[Items from an interface collection]
───
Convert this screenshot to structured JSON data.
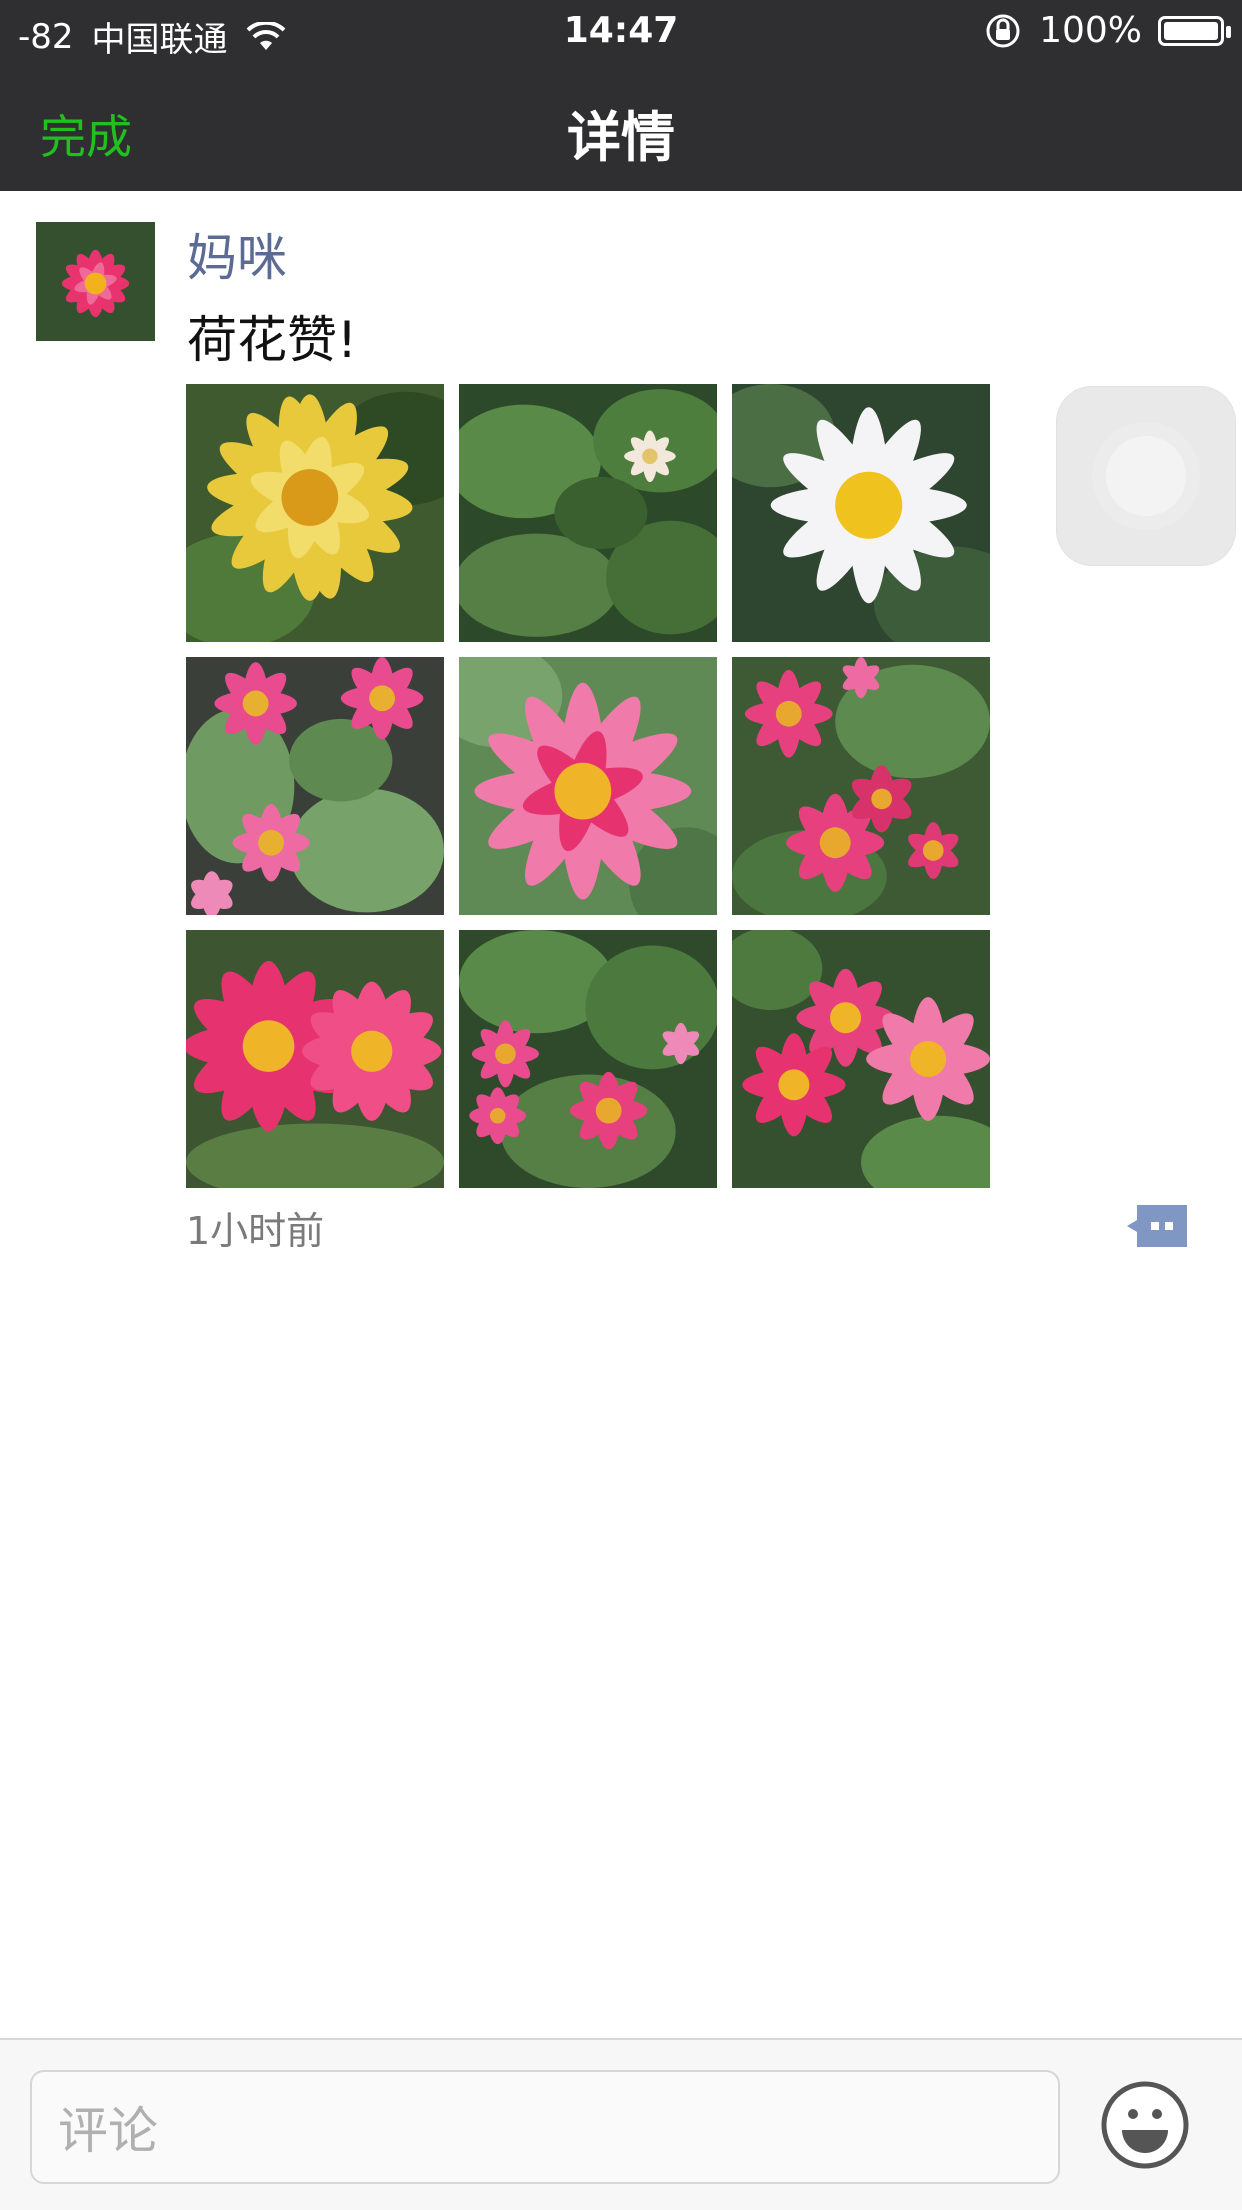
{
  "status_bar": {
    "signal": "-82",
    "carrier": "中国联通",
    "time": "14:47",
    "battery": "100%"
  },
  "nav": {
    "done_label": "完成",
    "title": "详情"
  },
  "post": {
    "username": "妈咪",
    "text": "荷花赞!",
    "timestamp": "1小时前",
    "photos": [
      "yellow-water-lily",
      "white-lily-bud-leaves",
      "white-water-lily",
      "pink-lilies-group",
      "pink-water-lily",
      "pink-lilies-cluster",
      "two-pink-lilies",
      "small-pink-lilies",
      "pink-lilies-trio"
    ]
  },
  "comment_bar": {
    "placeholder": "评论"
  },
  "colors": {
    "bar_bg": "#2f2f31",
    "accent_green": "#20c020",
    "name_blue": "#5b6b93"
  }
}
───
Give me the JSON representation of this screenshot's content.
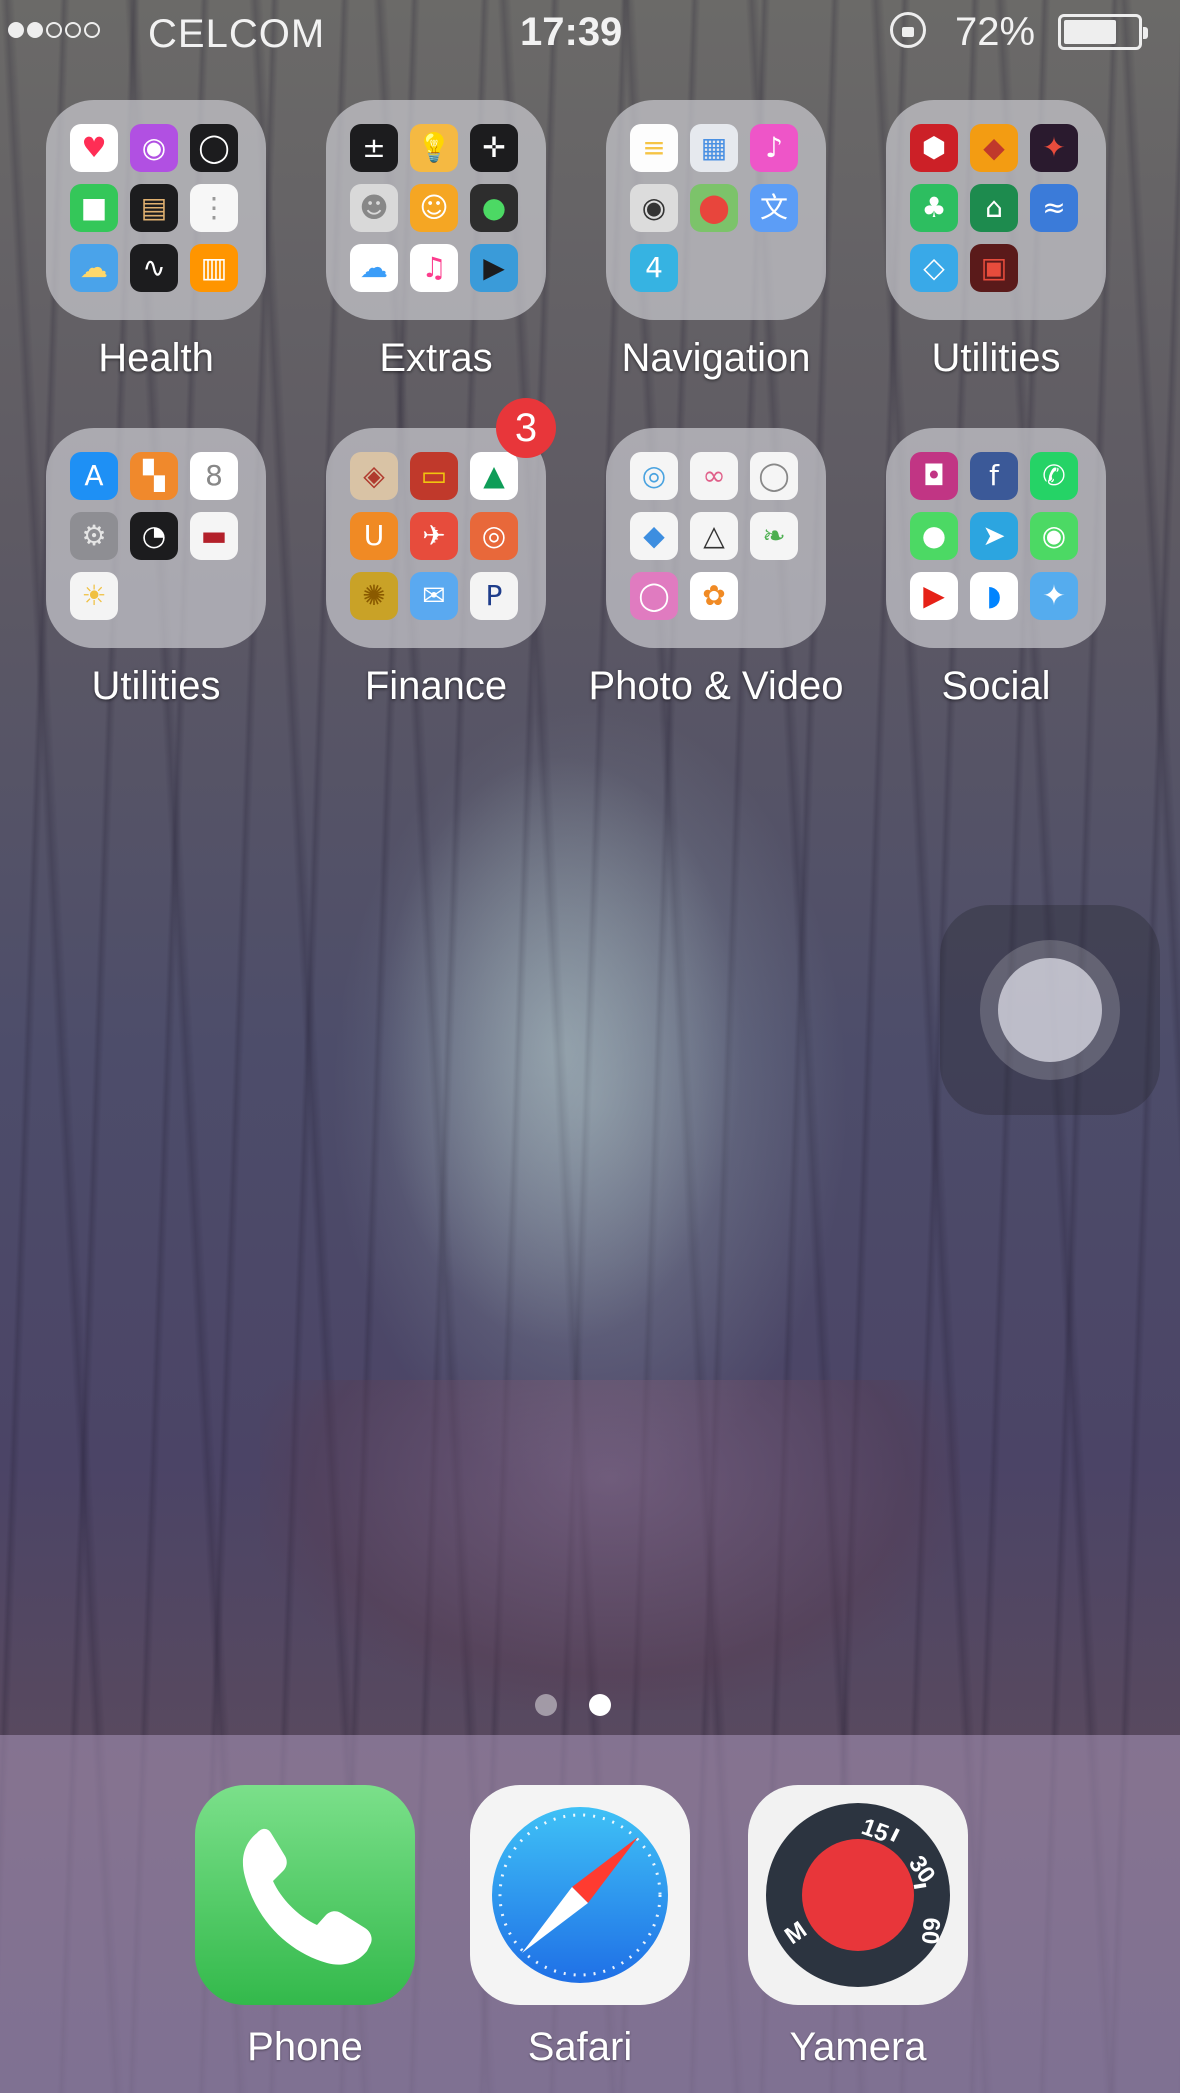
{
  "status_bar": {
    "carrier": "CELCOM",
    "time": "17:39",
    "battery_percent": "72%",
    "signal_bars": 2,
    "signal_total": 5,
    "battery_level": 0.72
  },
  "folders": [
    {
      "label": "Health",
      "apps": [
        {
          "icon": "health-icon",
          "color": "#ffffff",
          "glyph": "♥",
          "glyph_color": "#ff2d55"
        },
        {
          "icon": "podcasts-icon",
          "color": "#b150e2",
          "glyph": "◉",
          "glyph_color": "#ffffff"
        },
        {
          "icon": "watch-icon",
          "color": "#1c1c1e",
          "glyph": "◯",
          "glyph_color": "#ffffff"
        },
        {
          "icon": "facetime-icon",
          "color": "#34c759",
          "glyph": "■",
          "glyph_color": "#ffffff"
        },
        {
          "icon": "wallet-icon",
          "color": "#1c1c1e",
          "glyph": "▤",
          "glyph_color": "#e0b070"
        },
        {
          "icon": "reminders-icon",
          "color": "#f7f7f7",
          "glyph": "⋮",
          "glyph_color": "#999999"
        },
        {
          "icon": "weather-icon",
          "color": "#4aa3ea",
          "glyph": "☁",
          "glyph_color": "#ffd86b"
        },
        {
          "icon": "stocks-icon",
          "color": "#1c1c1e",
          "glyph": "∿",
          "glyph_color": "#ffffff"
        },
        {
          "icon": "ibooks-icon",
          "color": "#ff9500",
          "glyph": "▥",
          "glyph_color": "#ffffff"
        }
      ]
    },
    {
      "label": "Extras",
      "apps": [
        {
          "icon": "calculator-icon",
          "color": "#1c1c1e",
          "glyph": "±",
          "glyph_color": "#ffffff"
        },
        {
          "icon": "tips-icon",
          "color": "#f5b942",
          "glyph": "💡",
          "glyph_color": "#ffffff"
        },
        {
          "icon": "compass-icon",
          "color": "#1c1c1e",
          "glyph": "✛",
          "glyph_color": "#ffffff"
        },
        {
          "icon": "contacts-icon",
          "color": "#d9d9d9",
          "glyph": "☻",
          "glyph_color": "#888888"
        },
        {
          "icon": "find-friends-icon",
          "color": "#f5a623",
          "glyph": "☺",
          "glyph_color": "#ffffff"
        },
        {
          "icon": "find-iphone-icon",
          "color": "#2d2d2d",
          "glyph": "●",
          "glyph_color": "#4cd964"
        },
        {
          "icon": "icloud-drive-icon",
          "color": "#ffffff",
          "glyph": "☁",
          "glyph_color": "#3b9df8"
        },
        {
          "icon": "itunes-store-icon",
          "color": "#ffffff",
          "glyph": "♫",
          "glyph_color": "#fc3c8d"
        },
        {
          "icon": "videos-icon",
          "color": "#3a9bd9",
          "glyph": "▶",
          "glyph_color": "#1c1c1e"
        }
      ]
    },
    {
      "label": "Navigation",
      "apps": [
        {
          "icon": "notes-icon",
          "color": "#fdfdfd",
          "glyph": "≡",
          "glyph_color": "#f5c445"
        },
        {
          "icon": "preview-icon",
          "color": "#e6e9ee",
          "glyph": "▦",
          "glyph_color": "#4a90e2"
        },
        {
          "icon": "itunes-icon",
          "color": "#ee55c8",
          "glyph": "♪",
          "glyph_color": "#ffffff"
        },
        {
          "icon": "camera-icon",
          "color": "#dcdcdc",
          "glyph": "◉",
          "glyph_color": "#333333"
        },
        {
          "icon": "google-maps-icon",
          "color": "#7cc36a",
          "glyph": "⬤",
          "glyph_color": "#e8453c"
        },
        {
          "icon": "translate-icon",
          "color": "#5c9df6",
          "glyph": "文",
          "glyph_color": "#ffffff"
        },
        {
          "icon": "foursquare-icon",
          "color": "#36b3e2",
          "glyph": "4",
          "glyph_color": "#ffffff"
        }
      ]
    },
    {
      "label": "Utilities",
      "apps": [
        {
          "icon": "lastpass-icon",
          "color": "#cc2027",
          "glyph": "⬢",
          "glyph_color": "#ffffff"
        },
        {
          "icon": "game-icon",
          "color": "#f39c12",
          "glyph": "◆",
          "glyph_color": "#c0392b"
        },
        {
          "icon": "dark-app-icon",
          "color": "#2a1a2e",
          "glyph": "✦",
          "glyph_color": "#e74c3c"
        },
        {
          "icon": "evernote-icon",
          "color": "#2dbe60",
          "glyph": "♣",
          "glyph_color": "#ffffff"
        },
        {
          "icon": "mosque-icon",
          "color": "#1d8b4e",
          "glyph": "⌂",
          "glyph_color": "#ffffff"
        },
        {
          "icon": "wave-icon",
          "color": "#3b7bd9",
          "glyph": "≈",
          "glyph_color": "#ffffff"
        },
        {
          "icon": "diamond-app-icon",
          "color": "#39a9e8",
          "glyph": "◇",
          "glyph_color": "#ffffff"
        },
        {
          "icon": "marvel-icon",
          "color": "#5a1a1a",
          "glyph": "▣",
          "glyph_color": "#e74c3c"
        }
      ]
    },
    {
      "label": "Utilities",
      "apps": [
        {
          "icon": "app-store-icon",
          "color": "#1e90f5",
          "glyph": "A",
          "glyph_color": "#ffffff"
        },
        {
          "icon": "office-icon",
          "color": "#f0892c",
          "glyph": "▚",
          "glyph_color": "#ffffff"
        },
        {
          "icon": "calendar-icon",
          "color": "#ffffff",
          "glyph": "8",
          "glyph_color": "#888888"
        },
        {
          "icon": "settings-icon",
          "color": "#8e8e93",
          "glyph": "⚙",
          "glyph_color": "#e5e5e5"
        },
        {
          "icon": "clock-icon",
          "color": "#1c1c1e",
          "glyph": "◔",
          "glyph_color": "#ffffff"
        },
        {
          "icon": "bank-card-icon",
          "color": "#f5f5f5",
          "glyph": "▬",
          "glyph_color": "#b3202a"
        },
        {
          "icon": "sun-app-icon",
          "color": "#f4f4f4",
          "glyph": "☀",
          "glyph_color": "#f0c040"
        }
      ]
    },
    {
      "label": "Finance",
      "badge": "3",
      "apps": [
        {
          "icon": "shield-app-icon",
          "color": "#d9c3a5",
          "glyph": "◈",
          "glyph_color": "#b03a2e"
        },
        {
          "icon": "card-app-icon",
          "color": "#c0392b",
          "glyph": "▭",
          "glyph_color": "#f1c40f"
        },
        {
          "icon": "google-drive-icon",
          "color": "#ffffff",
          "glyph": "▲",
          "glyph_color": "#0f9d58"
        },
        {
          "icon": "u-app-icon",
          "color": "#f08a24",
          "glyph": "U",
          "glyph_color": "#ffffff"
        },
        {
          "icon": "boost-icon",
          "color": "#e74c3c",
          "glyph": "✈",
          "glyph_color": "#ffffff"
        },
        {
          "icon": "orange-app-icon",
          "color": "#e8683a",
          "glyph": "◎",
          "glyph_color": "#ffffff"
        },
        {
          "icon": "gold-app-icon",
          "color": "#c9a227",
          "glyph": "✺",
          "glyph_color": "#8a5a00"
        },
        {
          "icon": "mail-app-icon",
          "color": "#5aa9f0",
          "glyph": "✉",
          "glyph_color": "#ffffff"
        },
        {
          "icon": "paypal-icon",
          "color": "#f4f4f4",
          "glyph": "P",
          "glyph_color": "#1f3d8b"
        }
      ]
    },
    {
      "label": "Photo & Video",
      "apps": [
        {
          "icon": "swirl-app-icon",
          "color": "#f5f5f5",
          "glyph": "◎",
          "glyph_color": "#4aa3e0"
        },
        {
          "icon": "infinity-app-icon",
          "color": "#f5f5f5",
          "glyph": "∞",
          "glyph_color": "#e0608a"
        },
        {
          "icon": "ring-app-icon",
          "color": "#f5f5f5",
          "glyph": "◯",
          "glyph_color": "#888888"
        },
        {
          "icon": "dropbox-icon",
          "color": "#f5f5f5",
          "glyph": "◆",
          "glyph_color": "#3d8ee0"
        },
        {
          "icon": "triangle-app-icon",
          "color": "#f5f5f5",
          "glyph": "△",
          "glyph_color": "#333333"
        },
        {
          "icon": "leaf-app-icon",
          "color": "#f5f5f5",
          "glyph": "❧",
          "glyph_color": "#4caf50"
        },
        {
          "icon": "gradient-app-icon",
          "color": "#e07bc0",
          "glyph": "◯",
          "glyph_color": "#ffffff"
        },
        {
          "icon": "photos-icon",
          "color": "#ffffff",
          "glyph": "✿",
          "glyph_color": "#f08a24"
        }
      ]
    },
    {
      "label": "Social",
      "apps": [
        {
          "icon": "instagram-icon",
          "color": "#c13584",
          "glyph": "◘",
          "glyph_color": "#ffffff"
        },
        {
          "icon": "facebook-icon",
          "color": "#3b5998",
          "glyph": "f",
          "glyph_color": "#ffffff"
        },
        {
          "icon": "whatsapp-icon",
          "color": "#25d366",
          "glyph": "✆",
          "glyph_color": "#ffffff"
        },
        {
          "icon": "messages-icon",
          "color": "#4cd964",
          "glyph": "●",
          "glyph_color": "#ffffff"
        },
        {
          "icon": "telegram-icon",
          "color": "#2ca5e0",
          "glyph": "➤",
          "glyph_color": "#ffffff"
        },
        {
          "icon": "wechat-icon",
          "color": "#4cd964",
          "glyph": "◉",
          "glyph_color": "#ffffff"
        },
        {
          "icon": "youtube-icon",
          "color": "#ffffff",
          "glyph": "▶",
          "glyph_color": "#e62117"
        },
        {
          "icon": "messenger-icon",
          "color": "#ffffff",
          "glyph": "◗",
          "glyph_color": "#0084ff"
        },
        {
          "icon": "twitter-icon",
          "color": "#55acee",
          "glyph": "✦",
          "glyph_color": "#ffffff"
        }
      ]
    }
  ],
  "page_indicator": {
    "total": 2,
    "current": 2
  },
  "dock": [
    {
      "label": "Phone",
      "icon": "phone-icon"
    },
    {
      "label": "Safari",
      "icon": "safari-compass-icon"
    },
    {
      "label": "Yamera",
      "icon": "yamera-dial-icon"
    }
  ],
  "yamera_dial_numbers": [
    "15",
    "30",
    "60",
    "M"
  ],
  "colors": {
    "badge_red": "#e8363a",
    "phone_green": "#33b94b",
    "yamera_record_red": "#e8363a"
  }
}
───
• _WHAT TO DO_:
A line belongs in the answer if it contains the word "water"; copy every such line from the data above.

• _EXPECTED ANSWER_:
      "yellow-water-lily",
      "white-water-lily",
      "pink-water-lily",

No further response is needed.